Scene at the Cinema

by Kirstyn Smith

American Teen

They say (whoever ‘they’ are) that school days are the best days of your life. It’s been a long seven years since I last set foot in a school, so I’ve forgotten what it was really like, everything having faded into a rose-tinted haze. However, if the experience was in any way similar to some of the school days of these American teenagers, I’m glad I’ve supressed the memories. It’s all awkwardness and angst, with the occasional private naked photo being sent to everyone in the school, much to the chagrin of one poor girl.

courtesy of slashfilm
courtesy of slashfilm

It’s this episode that sticks with me, highlighting as it does the ‘reality’ (read: lack thereof) in this supposed documentary. No filmmaker would sit back and allow their subject to actively ruin a young girl’s reputation. Would they?

This naked-photo-spreading was the doing of Megan – the popular princess of the school. We also follow Colin – a jock attempting to obtain a basketball scholarship with the support of his alarmingly pushy father and Jake – helplessly geeky and determined to find a girlfriend (to cut a long story short – he doesn’t.) My personal star of the show was Hannah, described as ‘alternative’ and obviously there to appeal to the Juno generation. But it was hard not to feel for her multiple heartbreaks and to be sucked into her honest effervescence while faced with a fairly difficult life.

It’s hard to put a finger on why I enjoyed the film as much as I did. While very contrived and exceedingly stereotypically American, it provided a sense of nostalgia. For my generation, who grew up on a diet of Babysitters Club, Sweet Valley High, Bug Juice and the Breakfast Club, it taps into that lingering sense that everything is cooler and more exciting in America.

Yet, this does prove not to be the case, as the film culminates with an uneventful prom, followed by an uneventful graduation and a postscript which informs us that the teenagers have gone on to lead uneventful lives. At least they stayed away from the presumed moral message that everyone can get on, even geeks and jocks (everyone knows that this is not true.)

So, is it a real insight into American teen life? No. Will it stir the hidden part of you that secretly wishes your school years were a blur of homecoming kings and queens, Abercrombie and Fitch with a Starbucks on every corner? Yes. Will it re-enhance your belief that school days truly were the best days of your life? Well, as you witness one teen moaning ‘My life sucks now, but what if it sucks more after highschool,’ and you fight the urge to reach into the screen and shake some sense into them, most definitely.

Marley and Me

Look up the definition of “family movie” and you’ll find Marley and Me.  By the end, the film has it all – a wholesome Mum and Dad, three well-behaved children, and a dog.

But I’m ahead of myself.

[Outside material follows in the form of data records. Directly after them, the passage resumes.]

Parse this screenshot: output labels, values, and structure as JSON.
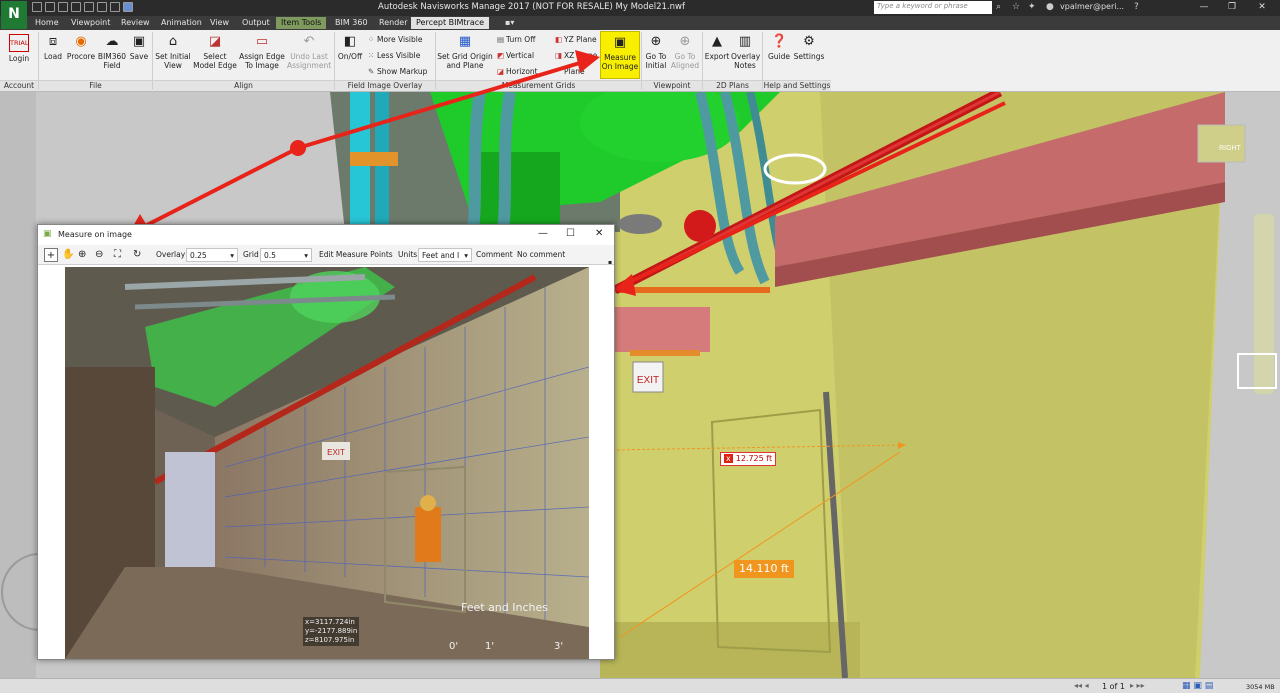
{
  "app": {
    "title": "Autodesk Navisworks Manage 2017 (NOT FOR RESALE)    My Model21.nwf",
    "logo": "N",
    "search_placeholder": "Type a keyword or phrase",
    "user": "vpalmer@peri..."
  },
  "tabs": [
    "Home",
    "Viewpoint",
    "Review",
    "Animation",
    "View",
    "Output",
    "Item Tools",
    "BIM 360",
    "Render",
    "Percept BIMtrace"
  ],
  "ribbon": {
    "login": "Login",
    "trial_badge": "TRIAL",
    "load": "Load",
    "procore": "Procore",
    "bim360_field": "BIM360 Field",
    "save": "Save",
    "set_initial_view": "Set Initial View",
    "select_model_edge": "Select Model Edge",
    "assign_edge": "Assign Edge To Image",
    "undo_last": "Undo Last Assignment",
    "on_off": "On/Off",
    "more_visible": "More Visible",
    "less_visible": "Less Visible",
    "show_markup": "Show Markup",
    "set_grid_origin": "Set Grid Origin and Plane",
    "turn_off": "Turn Off",
    "vertical": "Vertical",
    "horizontal": "Horizont",
    "yz_plane": "YZ Plane",
    "xz_plane": "XZ Plane",
    "plane": "Plane",
    "measure_on_image": "Measure On Image",
    "go_to_initial": "Go To Initial",
    "go_to_aligned": "Go To Aligned",
    "export": "Export",
    "overlay_notes": "Overlay Notes",
    "guide": "Guide",
    "settings": "Settings"
  },
  "panels": {
    "account": "Account",
    "file": "File",
    "align": "Align",
    "field_image_overlay": "Field Image Overlay",
    "measurement_grids": "Measurement Grids",
    "viewpoint": "Viewpoint",
    "plans_2d": "2D Plans",
    "help": "Help and Settings"
  },
  "viewport": {
    "measure_small": "12.725 ft",
    "measure_big": "14.110 ft",
    "viewcube_label": "RIGHT",
    "sign": "EXIT"
  },
  "dialog": {
    "title": "Measure on image",
    "overlay_label": "Overlay",
    "overlay_value": "0.25",
    "grid_label": "Grid",
    "grid_value": "0.5",
    "edit_points": "Edit Measure Points",
    "units_label": "Units",
    "units_value": "Feet and I",
    "comment_label": "Comment",
    "comment_value": "No comment",
    "scale_title": "Feet and Inches",
    "scale_ticks": [
      "0'",
      "1'",
      "3'"
    ],
    "coords": [
      "x=3117.724in",
      "y=-2177.889in",
      "z=8107.975in"
    ],
    "sign": "EXIT"
  },
  "status": {
    "page": "1 of 1",
    "memory": "3054 MB"
  },
  "colors": {
    "accent_yellow": "#f7ee00",
    "arrow_red": "#e8241a",
    "measure_orange": "#f0961e"
  }
}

To begin with, Jenny (Jennifer Aniston) and John (Owen Wilson) are following her Plan:  marriage, check.  Baby substitute (the dog), check.  This is where it gets complicated.  Their all-too-boisterous Labrador chews on everything, runs too fast, humps without prejudice and generally fails to obey in one heart-warming scene.  Then another.  And another.  You get the picture – the dog is a bit of a pain, something of which we are reminded ad nauseaum.

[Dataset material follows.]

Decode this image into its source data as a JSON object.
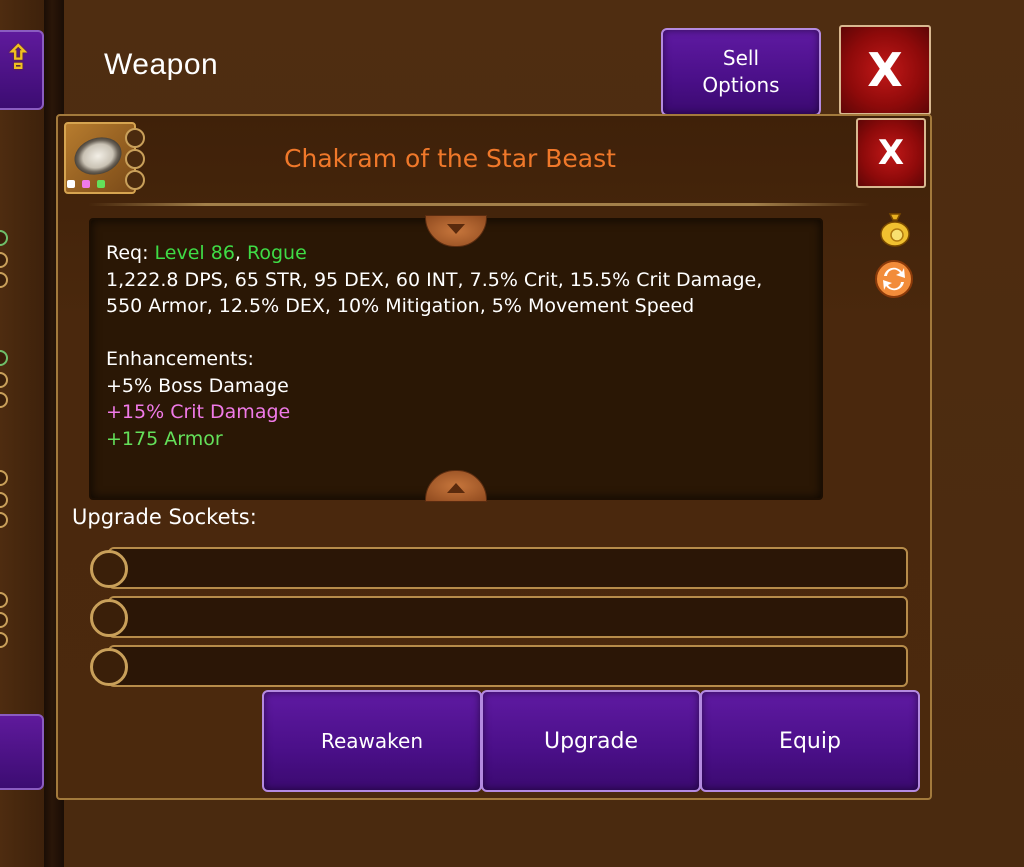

However, the couple’s journey as they adjust to him, grow to love him and fail to train him forms the backbone of their journey through life.  We are treated to typical troubles, predictable problems and simple solutions.  Despite these attempts at conflict and resolution, it doesn’t ring true.  I won’t say it was boring, but it was a bit flat.

Perhaps this is because the film is based on a book, which is -in turn- based on a series of newspaper columns written by John Grogan.  I can see how using your dog’s life to track your own could be interesting in weekly installments of 1000 words, but after dragging the idea through so many different media, it seems too tired to translate to the big screen.  In order to cover this, the director throws in too many ‘annoying dog’ scenes, before resorting to tugging hard on the old heart-strings towards the end.

MArley and Me courtesy of LA Times
Marley and Me courtesy of LA Times

Of course, one has to remember that this film is primarily based at children and it does tick all the requisite boxes:  an amusing pet with plenty of ‘awww’ moments to conjure that warm, fuzzy glow.   However, if you’re neither a pet person nor a child person, this will soon wear thin and I was left with the resounding conclusion that pets, rather like children, are definitely cuter when they are your own.